The priority with regard to the financial transparency has been formulated long ago. Obviously, the measures set forth by the Operational Plan should be widely discussed and be specified. The data from AIP surveys regarding budget and financial accountability show that 23% out of 474 executive bodies have published their budgets on the web sites and only 15.61 % have published the financial reports for 2011. Even if we take into account that part of these are second level budget spending units, 257 out of all 474 are municipalities. Their budget is subject to public discussion by law. [4]     


The Operational Plan provides for measures related to the budget and financial accountability, for example: Measure 3: Publication of „Citizens Budget” and Measure 4: „Publication of the financial and technical reports of second level budget spending units.”


Part of the measures in the Operational Plan suppose legislative amendments, other – introduction of oversight mechanism within the institutions, third suppose both. The most important is the understanding about the sequence and the systematic dependency of the undertaken measures.

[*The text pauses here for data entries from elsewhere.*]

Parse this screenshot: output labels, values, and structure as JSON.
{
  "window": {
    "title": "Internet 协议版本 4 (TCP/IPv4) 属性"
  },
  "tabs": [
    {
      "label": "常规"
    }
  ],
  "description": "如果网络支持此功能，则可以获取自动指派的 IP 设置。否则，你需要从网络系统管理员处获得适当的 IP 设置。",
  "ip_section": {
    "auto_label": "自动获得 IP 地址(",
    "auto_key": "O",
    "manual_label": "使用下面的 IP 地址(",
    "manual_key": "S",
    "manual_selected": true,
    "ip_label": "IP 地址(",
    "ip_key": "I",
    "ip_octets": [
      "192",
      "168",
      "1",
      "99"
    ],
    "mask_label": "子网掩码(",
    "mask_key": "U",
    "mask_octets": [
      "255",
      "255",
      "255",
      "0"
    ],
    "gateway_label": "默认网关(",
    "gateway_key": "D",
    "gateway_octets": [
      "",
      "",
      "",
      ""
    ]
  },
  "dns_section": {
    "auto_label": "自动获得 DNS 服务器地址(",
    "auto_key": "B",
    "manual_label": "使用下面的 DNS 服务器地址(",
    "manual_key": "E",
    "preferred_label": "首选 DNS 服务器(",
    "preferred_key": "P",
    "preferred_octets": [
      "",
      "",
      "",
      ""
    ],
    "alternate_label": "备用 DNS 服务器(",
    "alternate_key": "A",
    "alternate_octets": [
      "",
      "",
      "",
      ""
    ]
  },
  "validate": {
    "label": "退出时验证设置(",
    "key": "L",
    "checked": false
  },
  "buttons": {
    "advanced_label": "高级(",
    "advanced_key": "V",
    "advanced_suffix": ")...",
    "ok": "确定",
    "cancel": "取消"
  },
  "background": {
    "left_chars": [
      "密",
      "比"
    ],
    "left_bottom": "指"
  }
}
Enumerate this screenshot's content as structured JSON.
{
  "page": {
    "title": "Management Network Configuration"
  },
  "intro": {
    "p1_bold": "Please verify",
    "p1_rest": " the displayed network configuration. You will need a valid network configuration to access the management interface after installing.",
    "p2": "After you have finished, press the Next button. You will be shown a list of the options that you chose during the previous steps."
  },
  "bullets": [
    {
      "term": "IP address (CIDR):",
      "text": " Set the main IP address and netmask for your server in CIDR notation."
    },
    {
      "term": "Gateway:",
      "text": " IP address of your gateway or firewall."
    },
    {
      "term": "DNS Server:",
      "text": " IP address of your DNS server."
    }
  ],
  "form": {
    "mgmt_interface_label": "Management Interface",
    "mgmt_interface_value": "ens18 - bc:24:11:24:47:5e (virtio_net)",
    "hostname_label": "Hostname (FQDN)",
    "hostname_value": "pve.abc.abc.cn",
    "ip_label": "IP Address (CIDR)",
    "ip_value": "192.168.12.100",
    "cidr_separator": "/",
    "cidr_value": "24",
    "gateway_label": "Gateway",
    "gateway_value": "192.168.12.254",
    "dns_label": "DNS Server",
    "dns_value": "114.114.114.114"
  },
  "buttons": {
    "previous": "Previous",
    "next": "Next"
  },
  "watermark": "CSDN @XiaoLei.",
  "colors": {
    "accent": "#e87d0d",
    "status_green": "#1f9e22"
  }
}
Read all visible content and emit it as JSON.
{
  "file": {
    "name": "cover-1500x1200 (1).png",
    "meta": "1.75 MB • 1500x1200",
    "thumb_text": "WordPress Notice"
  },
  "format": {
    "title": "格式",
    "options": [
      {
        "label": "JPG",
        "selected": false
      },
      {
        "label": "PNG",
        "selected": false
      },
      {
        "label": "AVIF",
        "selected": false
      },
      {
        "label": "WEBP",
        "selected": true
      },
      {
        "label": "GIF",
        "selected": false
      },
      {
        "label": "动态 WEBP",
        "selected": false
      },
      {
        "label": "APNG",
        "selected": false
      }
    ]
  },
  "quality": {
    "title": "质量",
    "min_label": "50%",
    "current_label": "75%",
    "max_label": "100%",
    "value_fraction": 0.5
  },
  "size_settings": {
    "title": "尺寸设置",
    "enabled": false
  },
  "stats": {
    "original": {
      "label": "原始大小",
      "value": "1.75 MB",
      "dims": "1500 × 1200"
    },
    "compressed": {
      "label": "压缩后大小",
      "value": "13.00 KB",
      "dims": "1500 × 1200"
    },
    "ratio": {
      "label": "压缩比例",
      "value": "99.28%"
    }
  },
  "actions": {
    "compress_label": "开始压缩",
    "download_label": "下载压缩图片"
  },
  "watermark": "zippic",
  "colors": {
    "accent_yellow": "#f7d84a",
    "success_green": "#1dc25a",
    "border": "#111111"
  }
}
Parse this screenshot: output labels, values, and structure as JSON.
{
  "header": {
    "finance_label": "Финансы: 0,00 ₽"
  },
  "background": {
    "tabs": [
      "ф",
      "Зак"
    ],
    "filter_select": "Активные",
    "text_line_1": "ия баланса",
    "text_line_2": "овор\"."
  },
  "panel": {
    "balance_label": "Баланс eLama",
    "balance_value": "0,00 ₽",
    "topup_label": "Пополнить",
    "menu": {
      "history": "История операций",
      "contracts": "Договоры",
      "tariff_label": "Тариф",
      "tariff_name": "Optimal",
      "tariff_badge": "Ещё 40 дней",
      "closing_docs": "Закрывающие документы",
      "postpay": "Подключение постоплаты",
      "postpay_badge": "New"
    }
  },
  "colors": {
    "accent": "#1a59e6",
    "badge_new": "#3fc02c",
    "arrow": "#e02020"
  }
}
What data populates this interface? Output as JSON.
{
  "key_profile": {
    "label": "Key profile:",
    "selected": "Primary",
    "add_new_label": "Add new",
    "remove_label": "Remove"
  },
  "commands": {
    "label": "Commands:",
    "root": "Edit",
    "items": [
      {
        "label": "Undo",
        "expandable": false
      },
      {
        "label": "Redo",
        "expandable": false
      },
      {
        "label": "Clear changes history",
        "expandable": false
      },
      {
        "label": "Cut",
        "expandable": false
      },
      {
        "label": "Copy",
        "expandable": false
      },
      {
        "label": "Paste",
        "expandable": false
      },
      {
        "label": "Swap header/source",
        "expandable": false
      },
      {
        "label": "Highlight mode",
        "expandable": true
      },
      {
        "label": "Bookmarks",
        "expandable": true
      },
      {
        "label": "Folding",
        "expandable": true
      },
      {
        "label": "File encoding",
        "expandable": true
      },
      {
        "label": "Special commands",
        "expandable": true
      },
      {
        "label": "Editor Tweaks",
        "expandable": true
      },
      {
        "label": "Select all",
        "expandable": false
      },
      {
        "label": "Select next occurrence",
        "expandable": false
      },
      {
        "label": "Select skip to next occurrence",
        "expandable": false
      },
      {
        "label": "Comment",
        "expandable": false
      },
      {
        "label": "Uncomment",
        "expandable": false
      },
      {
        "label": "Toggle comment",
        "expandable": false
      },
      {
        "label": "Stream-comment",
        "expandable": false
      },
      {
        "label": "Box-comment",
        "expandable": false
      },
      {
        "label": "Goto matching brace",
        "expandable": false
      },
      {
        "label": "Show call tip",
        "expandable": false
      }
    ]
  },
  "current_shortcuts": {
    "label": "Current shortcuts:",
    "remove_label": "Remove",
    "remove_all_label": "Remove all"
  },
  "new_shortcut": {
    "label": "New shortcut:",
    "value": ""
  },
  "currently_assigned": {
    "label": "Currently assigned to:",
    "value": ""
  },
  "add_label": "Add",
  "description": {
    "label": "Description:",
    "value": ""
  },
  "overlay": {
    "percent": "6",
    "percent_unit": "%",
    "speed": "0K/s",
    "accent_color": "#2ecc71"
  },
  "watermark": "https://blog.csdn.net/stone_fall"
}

Regarding access to information – the first thing to evaluate is the administrative capacity and the internal information systems of the executive bodies. On the base of this assessment, the necessity for APIA amendments and amendments to other related legislation with regard to the ptoactive publication of information should be considered.


Access to Information Programme has been recommending for years in its annual reports for the development of unified requirements for the technical parameters of the Internet sites in order for some consistency to be achieved of the content and the up-to-date information of the executive power bodies.


The start was initiated with the publication of the Operational Plan and the opening of the possibility for sending recommendations and opinions in the section Open Government Partnership of the government Public Consultation Portal. A Facebook web site was also launched. [5]


To achieve the goals of the OGP initiative on a national level, the Operational Plan should be discussed widely and with the involvement of all interested and responsible for the implementation of the measures parties.


The specification of the measures and the consideration of the proposals would open the process and would facilitate its monitoring.


The plan should include mechanism for reporting and monitoring and wider participation of civil organization.


Access to Information should be the pillar of the open, accountable and responsible government and should be set as the base of all other measures.


The formulation and adoption of policies after a wide and long enough discussion, participation and mechanisms of monitoring and control would “harden the core” and would “keep the vitality” not only of the Global OGP initiative, but also of the implementation of the National Action Plan of Bulgaria. Thus the measures provided by the Operational Plan will become “measures of success.”


*Gergana Jouleva's analysis on the measures provided by the Government Operational Plan was published in AIP FOI Monthly Newsletter, August 2012 (in Bulgarian).

[1] http://www.strategy.bg/Articles/List.aspx?lang=bg-BG

[2] http://www.aip-bg.org/en/surveys/2012/204468/

[3] http://www.aip-bg.org/surveys/Рейтинг/202921/

[4]  The number of municipalities in Bulgaria is 264. Seven out of these do not have web sites as of February 2012.

[5] http://www.strategy.bg/Articles/List.aspx?lang=bg-BG